Bound by blood, separated by salt and stone. Venturing across the channel in search of cold uncrowded lineups, Ambassador Mike Lay explores the deep-rooted Celtic connections between his Cornish home and the ancient coastline of Brittany.
A Celtic Connection
4 min read
Written by Mike Lay
Photography by Luke Gartside
A splintered jag of ripped granite splits the sea, and a spell is cast...
South is the maelstrom. All the fury of winter's first howl, wave dragging over raging wave with sights set on land. Gulls whirl with the calm of the centre of a storm in each cunning eye. The wind reigns chaotic, warning and imploring through the lichen-clad crags, ripping across the massive sky.
To the north, past that bewildering line, the sea breathes a smooth sigh, helped by the retreating tide, becalmed. It is so drastic a shift that it might as well be magic. Some rip in the fabric of this world and a window into another where no storm blows.
Baie des Trépassés (Bae an Anaon in Breton) is an open-armed swathe of rock and sand flanked by the outstretched arms of the southern Pointe de Raz (Beg ar Raz) and northern Pointe de Van (Beg ar Vann). We had driven north from the cultural heart of Breton surfing, La Torche, in search of shelter from a large south swell and south west wind. Baie des Trépassés was sheltered enough from the swell, the magic at the Pointe de Raz ensured that, but was still bedraggled by the wind, like someone arriving home after a walk in a storm.

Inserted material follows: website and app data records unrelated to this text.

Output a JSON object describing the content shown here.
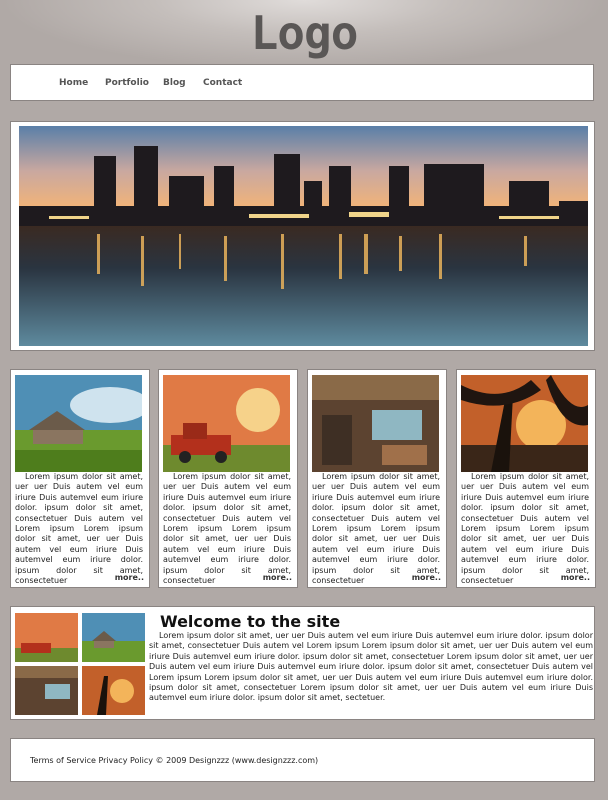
{
  "header": {
    "logo_text": "Logo"
  },
  "nav": {
    "items": [
      "Home",
      "Portfolio",
      "Blog",
      "Contact"
    ]
  },
  "cards": [
    {
      "image": "cottage-landscape-image",
      "text": "Lorem ipsum dolor sit amet, uer uer Duis autem vel eum iriure Duis autemvel eum iriure dolor. ipsum dolor sit amet, consectetuer Duis autem vel Lorem ipsum Lorem ipsum dolor sit amet, uer uer Duis autem vel eum iriure Duis autemvel eum iriure dolor. ipsum dolor sit amet, consectetuer",
      "more": "more.."
    },
    {
      "image": "red-truck-image",
      "text": "Lorem ipsum dolor sit amet, uer uer Duis autem vel eum iriure Duis autemvel eum iriure dolor. ipsum dolor sit amet, consectetuer Duis autem vel Lorem ipsum Lorem ipsum dolor sit amet, uer uer Duis autem vel eum iriure Duis autemvel eum iriure dolor. ipsum dolor sit amet, consectetuer",
      "more": "more.."
    },
    {
      "image": "workshop-image",
      "text": "Lorem ipsum dolor sit amet, uer uer Duis autem vel eum iriure Duis autemvel eum iriure dolor. ipsum dolor sit amet, consectetuer Duis autem vel Lorem ipsum Lorem ipsum dolor sit amet, uer uer Duis autem vel eum iriure Duis autemvel eum iriure dolor. ipsum dolor sit amet, consectetuer",
      "more": "more.."
    },
    {
      "image": "tree-sunset-image",
      "text": "Lorem ipsum dolor sit amet, uer uer Duis autem vel eum iriure Duis autemvel eum iriure dolor. ipsum dolor sit amet, consectetuer Duis autem vel Lorem ipsum Lorem ipsum dolor sit amet, uer uer Duis autem vel eum iriure Duis autemvel eum iriure dolor. ipsum dolor sit amet, consectetuer",
      "more": "more.."
    }
  ],
  "welcome": {
    "title": "Welcome to the site",
    "body": "Lorem ipsum dolor sit amet, uer uer Duis autem vel eum iriure Duis autemvel eum iriure dolor. ipsum dolor sit amet, consectetuer Duis autem vel Lorem ipsum Lorem ipsum dolor sit amet, uer uer Duis autem vel eum iriure Duis autemvel eum iriure dolor. ipsum dolor sit amet, consectetuer Lorem ipsum dolor sit amet, uer uer Duis autem vel eum iriure Duis autemvel eum iriure dolor. ipsum dolor sit amet, consectetuer Duis autem vel Lorem ipsum Lorem ipsum dolor sit amet, uer uer Duis autem vel eum iriure Duis autemvel eum iriure dolor. ipsum dolor sit amet, consectetuer Lorem ipsum dolor sit amet, uer uer Duis autem vel eum iriure Duis autemvel eum iriure dolor. ipsum dolor sit amet, sectetuer."
  },
  "footer": {
    "text": "Terms of Service Privacy Policy © 2009 Designzzz (www.designzzz.com)"
  },
  "colors": {
    "background": "#b0a9a6",
    "panel": "#ffffff",
    "border": "#8a8482",
    "logo": "#5a5756"
  }
}
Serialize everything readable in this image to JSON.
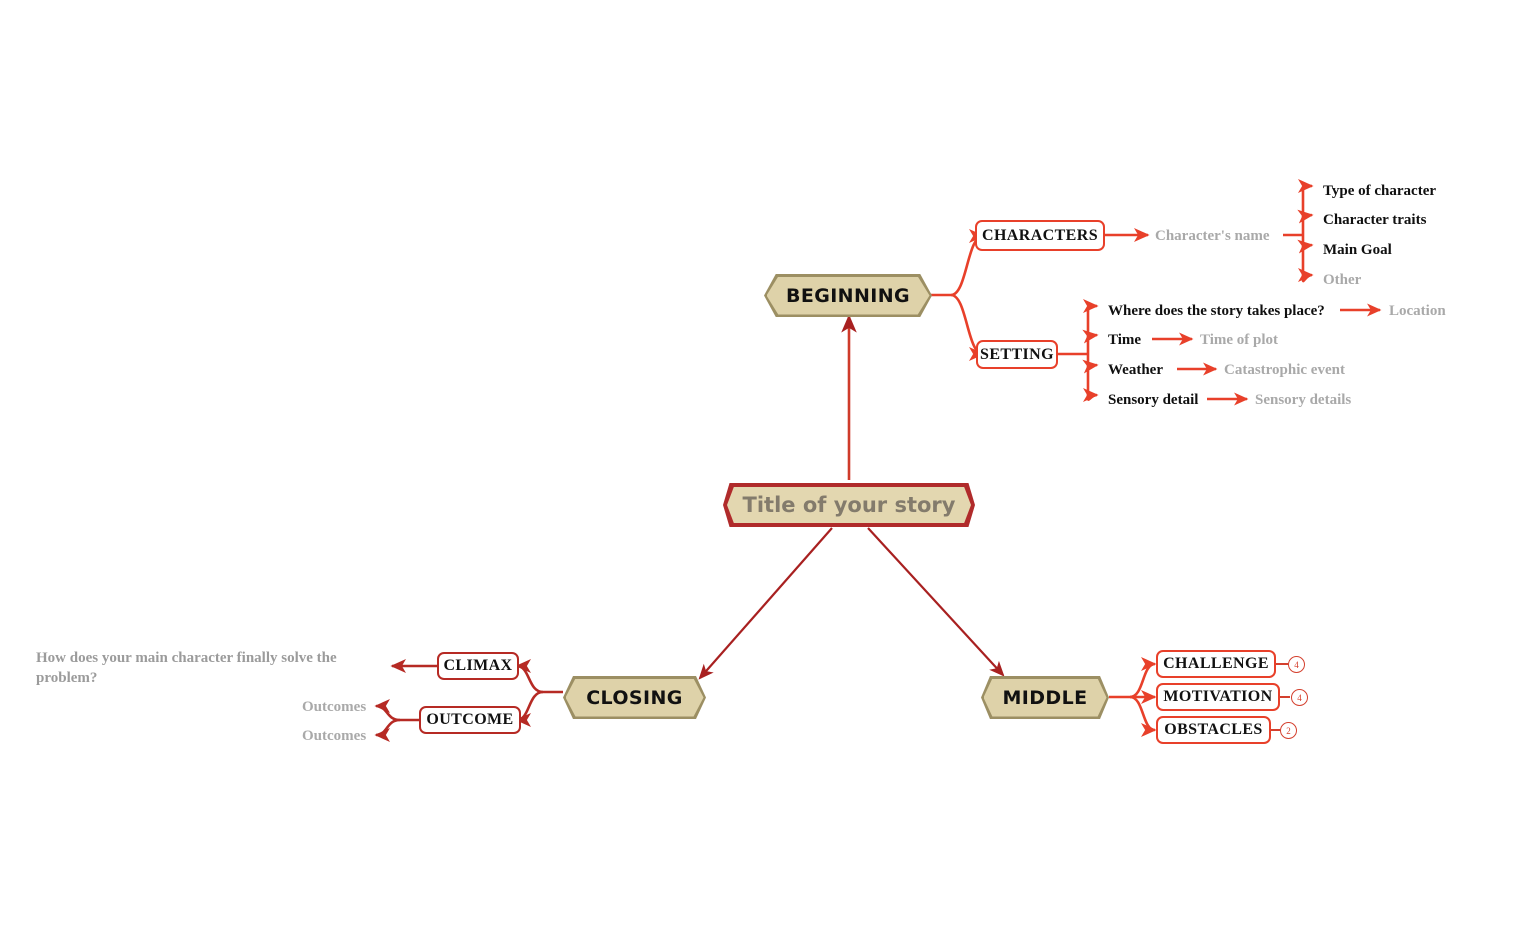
{
  "diagram": {
    "type": "mind-map",
    "title_node": {
      "label": "Title of your story",
      "shape": "hexagon",
      "fill": "#e3d7b0",
      "border": "#b02b2b",
      "text_color": "#837b6c"
    },
    "branch_style": {
      "fill": "#ded2a9",
      "border": "#9c8f63",
      "text_color": "#111111"
    },
    "subnode_style": {
      "fill": "#ffffff",
      "border": "#e8402a",
      "text_color": "#111111"
    },
    "connector_color": "#e8402a",
    "trunk_color": "#a82020",
    "placeholder_color": "#a9a9a9"
  },
  "branches": {
    "beginning": {
      "label": "BEGINNING",
      "children": [
        {
          "label": "CHARACTERS",
          "value": "Character's name",
          "value_style": "placeholder",
          "items": [
            {
              "label": "Type of character",
              "style": "filled"
            },
            {
              "label": "Character traits",
              "style": "filled"
            },
            {
              "label": "Main Goal",
              "style": "filled"
            },
            {
              "label": "Other",
              "style": "placeholder"
            }
          ]
        },
        {
          "label": "SETTING",
          "items": [
            {
              "label": "Where does the story takes place?",
              "value": "Location"
            },
            {
              "label": "Time",
              "value": "Time of plot"
            },
            {
              "label": "Weather",
              "value": "Catastrophic event"
            },
            {
              "label": "Sensory detail",
              "value": "Sensory details"
            }
          ]
        }
      ]
    },
    "middle": {
      "label": "MIDDLE",
      "children": [
        {
          "label": "CHALLENGE",
          "count": "4"
        },
        {
          "label": "MOTIVATION",
          "count": "4"
        },
        {
          "label": "OBSTACLES",
          "count": "2"
        }
      ]
    },
    "closing": {
      "label": "CLOSING",
      "children": [
        {
          "label": "CLIMAX",
          "value": "How does your main character finally solve the problem?"
        },
        {
          "label": "OUTCOME",
          "items": [
            {
              "label": "Outcomes"
            },
            {
              "label": "Outcomes"
            }
          ]
        }
      ]
    }
  }
}
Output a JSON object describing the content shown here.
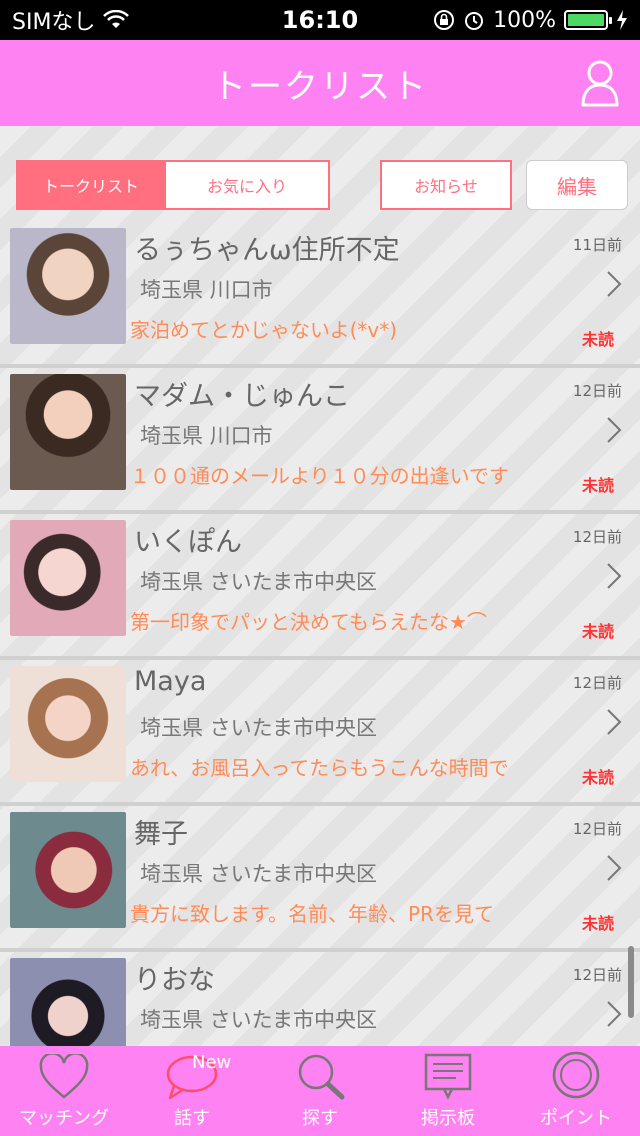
{
  "status": {
    "carrier": "SIMなし",
    "time": "16:10",
    "battery": "100%"
  },
  "header": {
    "title": "トークリスト"
  },
  "tabs": {
    "talk": "トークリスト",
    "favorites": "お気に入り",
    "notice": "お知らせ",
    "edit": "編集"
  },
  "colors": {
    "brand": "#ff82f2",
    "accent": "#ff6f80",
    "message": "#ff8c57",
    "unread": "#ff3333"
  },
  "list": [
    {
      "name": "るぅちゃんω住所不定",
      "date": "11日前",
      "place": "埼玉県 川口市",
      "message": "家泊めてとかじゃないよ(*v*)",
      "status": "未読"
    },
    {
      "name": "マダム・じゅんこ",
      "date": "12日前",
      "place": "埼玉県 川口市",
      "message": "１００通のメールより１０分の出逢いです",
      "status": "未読"
    },
    {
      "name": "いくぽん",
      "date": "12日前",
      "place": "埼玉県 さいたま市中央区",
      "message": "第一印象でパッと決めてもらえたな★⌒",
      "status": "未読"
    },
    {
      "name": "Maya",
      "date": "12日前",
      "place": "埼玉県 さいたま市中央区",
      "message": "あれ、お風呂入ってたらもうこんな時間で",
      "status": "未読"
    },
    {
      "name": "舞子",
      "date": "12日前",
      "place": "埼玉県 さいたま市中央区",
      "message": "貴方に致します。名前、年齢、PRを見て",
      "status": "未読"
    },
    {
      "name": "りおな",
      "date": "12日前",
      "place": "埼玉県 さいたま市中央区",
      "message": "",
      "status": ""
    }
  ],
  "tabbar": {
    "matching": "マッチング",
    "talk": "話す",
    "talk_badge": "New",
    "search": "探す",
    "board": "掲示板",
    "points": "ポイント"
  }
}
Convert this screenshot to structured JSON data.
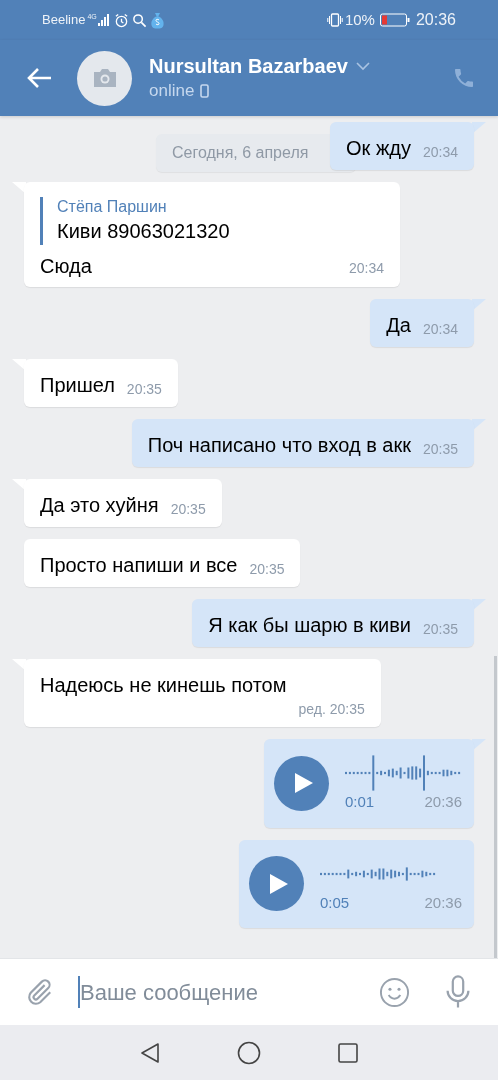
{
  "status_bar": {
    "carrier": "Beeline",
    "network": "4G",
    "battery": "10%",
    "time": "20:36"
  },
  "header": {
    "name": "Nursultan Bazarbaev",
    "status": "online"
  },
  "date_separator": "Сегодня, 6 апреля",
  "messages": [
    {
      "kind": "text",
      "outgoing": true,
      "tail": true,
      "text": "Ок жду",
      "time": "20:34"
    },
    {
      "kind": "reply",
      "outgoing": false,
      "tail": true,
      "reply": {
        "author": "Стёпа Паршин",
        "text": "Киви 89063021320"
      },
      "text": "Сюда",
      "time": "20:34"
    },
    {
      "kind": "text",
      "outgoing": true,
      "tail": true,
      "text": "Да",
      "time": "20:34"
    },
    {
      "kind": "text",
      "outgoing": false,
      "tail": true,
      "text": "Пришел",
      "time": "20:35"
    },
    {
      "kind": "text",
      "outgoing": true,
      "tail": true,
      "text": "Поч написано что вход в акк",
      "time": "20:35"
    },
    {
      "kind": "text",
      "outgoing": false,
      "tail": true,
      "text": "Да это хуйня",
      "time": "20:35"
    },
    {
      "kind": "text",
      "outgoing": false,
      "tail": false,
      "text": "Просто напиши и все",
      "time": "20:35"
    },
    {
      "kind": "text",
      "outgoing": true,
      "tail": true,
      "text": "Я как бы шарю в киви",
      "time": "20:35"
    },
    {
      "kind": "text",
      "outgoing": false,
      "tail": true,
      "text": "Надеюсь не кинешь потом",
      "time": "20:35",
      "edited_label": "ред."
    },
    {
      "kind": "voice",
      "outgoing": true,
      "tail": true,
      "duration": "0:01",
      "time": "20:36"
    },
    {
      "kind": "voice",
      "outgoing": true,
      "tail": false,
      "duration": "0:05",
      "time": "20:36"
    }
  ],
  "composer": {
    "placeholder": "Ваше сообщение"
  }
}
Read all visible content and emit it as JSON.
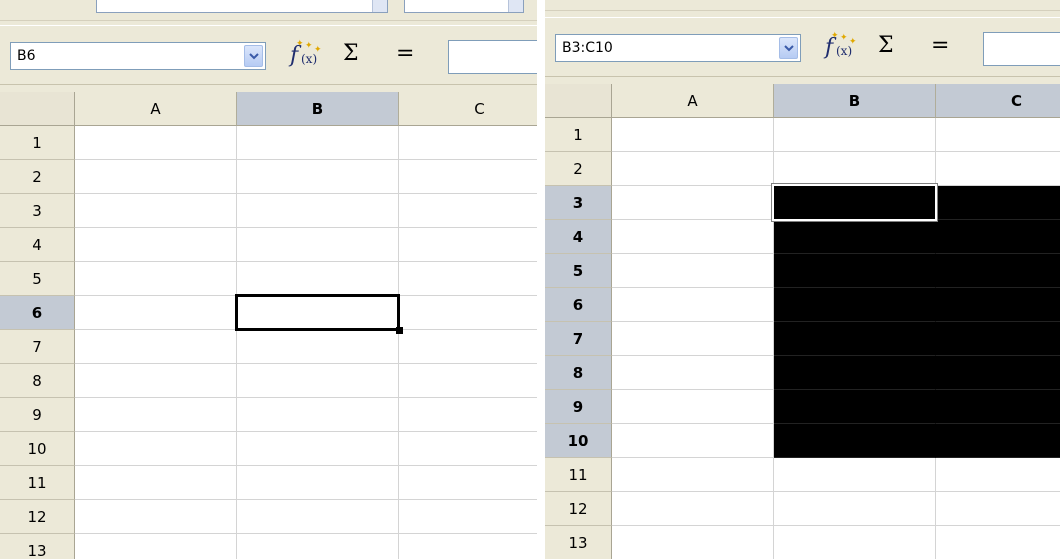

The English translation of Baie des Trépassés is "Bay of the Dead". It is said, this was the place where the bodies of deceased Druids would leave the mainland on a last voyage towards their final resting place on the Île de Sein (Enez-Sun in Breton), a small archipelago 8km west of the mainland. On these islands it is also said that a particular druidic sect once lived, the Gallizenae. Mentioned by both Greek and Roman historians and travellers, the female Druids of the Gallizenae had the power to rouse both the wind and the sea as well as being able to transform into any animal they wished.
My disbelief was easily suspended in this mystical place. Even with a basic knowledge of tide, wind, swell and bathymetry, it is easy to see how such stories came to be. Surely these druidic women would have been birds, of all the animals in the world? On the southern side of the point we watched gulls fish in the most violent of seas, while in the northern lee of the rocks a small host of sparrows flitted from ledge to ledge.
Then, shooting up as if from the the sea itself, amidst the chaos of everything, Seth spotted a peregrine falcon. It climbed to a great height and hung in the air, almost exactly in the middle of these two polar seas, looking down, as a puppeteer might, on the jostling world. A master of both the fury and the calm, the peregrine seemed to be made of something different. If a druidic presence had indeed visited from Enez-Sun, then surely this was she – one moment still, the next tucked in and falling impossibly fast, like a dropped stone to a well, before wheeling round at the last moment and flying up to meet the howling torrent of the wind.
This is the end of the land in a place known to be the end of the land. Although not technically the most westerly point in Brittany or France (that accolade goes to a less dramatic kink in the land further north) it is certainly the end of the land in spirit. Beyond the predictable trappings of such auspicious places (inflated parking charges and several shops worth of trinkets), there are more familiar signs of reverence for the remote. The land of Finistère shares much with my own westward-jutting peninsular, from their Brythonic names (Penn ar Bed: End of the World, or Penn an Wlas: End of the Country) to a shared affinity for agriculture and the sea. Indeed the region of Finistère in which we spent most of our time was called Cornouaille, or Cornwall, a name which stemmed from Cornish settlers coming to live with their brothers and sisters in Brittany in the first few centuries AD, after Anglo-Saxons colonised the island of Britain in the wake of the Roman withdrawal.
Looking further back, the landscapes are similarly punctuated with dolmens and menhirs. The neolithic people of Brittany and the neolithic people of Cornwall stood stones up to stand, and stand they still do. On headlands and moorlands, in oak woods and, now, unceremoniously tucked between the houses of countless Breton towns. We do not know why they did so, there is no written record, no evidence, but in their presence it feels like we should know. There is a memory of observance, of bearing witness, of holding space. Better even than the oldest oak, can these stones watch the world, watch tides strobe while storms pass in less than the blink of an eye. If nothing more they are the watchers of the wheel of time.
Back at the Baie des Trépassés, we chose calm and the north and gambled on a slither of sheltered sand. The elements aligned, as they sometimes do, the tide dropped a little and the storm-beaten sea brushed itself down. Small waves bounced off the eastern cliff and, for an hour or so, groomed blue rights spun across the narrow bay.
I surfed by myself and marvelled at the feeling of home, so strong that I could have been anywhere in Cornwall. The tide turned and filled in enough to send the water wobbling again, so I called it a day. And as I changed, a man in the only other vehicle in the tiny carpark plucked at a violin while his partner sang.